(ENTRIES SHOWN begins)

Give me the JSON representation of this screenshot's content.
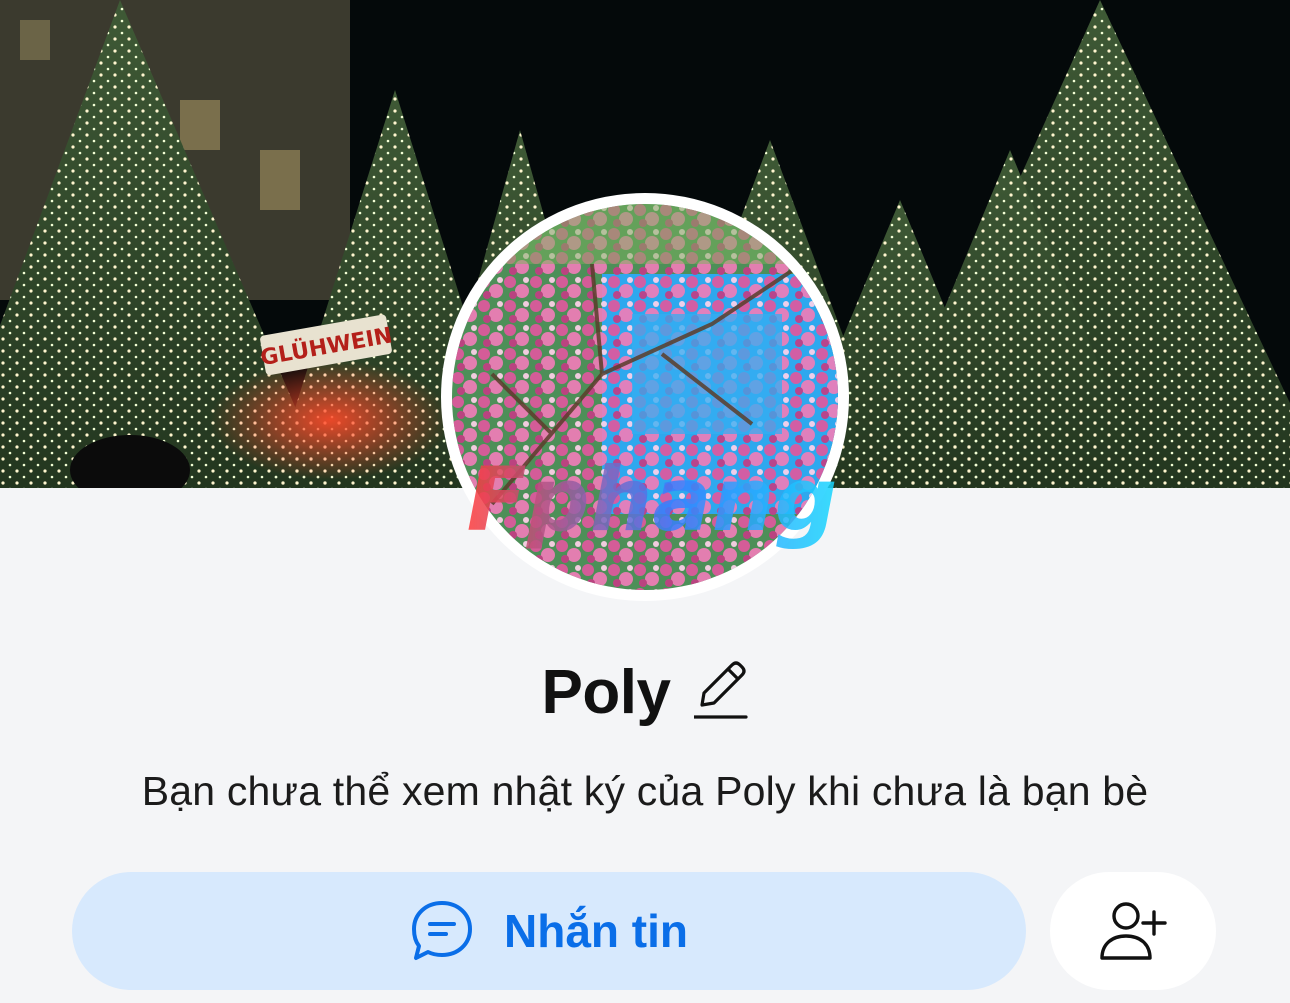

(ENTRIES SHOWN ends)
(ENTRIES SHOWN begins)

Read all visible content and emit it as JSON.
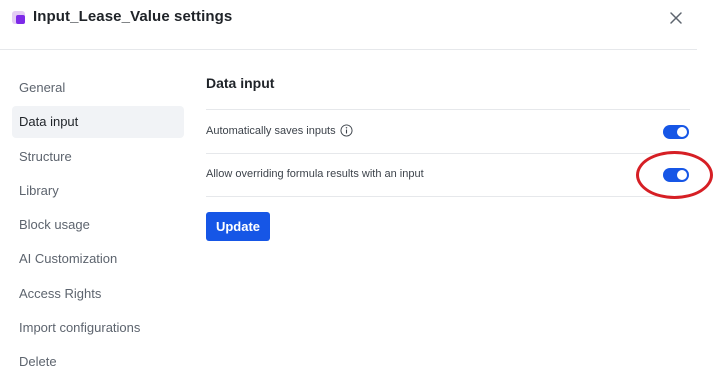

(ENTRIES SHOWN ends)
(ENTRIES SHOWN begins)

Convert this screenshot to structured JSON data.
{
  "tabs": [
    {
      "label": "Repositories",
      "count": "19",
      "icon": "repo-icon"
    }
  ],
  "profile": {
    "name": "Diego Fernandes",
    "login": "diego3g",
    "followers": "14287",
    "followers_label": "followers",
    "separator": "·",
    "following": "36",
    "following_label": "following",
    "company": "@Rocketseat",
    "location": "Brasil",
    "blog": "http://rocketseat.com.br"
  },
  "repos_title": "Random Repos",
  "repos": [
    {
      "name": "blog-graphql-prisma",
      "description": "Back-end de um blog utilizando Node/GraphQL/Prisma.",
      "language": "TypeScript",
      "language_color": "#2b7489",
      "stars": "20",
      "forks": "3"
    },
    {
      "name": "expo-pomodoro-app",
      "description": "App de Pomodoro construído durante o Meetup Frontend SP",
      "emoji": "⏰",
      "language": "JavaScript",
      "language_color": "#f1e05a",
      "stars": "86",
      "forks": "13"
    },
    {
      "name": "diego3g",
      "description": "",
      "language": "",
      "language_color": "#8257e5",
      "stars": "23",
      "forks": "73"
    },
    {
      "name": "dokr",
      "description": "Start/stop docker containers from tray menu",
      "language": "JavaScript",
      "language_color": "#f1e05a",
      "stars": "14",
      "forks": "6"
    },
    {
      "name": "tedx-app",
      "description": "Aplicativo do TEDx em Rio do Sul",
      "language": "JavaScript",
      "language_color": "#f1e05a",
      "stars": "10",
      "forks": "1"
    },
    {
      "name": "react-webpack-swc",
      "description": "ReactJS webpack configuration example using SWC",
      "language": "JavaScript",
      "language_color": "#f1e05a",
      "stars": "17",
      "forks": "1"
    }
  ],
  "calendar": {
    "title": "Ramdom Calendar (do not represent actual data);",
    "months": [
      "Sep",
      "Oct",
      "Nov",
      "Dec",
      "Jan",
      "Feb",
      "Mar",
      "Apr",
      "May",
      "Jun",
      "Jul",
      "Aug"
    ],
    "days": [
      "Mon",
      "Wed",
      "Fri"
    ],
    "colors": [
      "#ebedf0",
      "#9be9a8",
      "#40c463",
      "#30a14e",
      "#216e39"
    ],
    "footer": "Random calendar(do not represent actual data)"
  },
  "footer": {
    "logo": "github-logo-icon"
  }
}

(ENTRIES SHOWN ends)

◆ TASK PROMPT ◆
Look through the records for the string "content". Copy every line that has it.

◆ RESPONSE ◆
Give me the JSON representation of this screenshot's content.
Read all visible content and emit it as JSON.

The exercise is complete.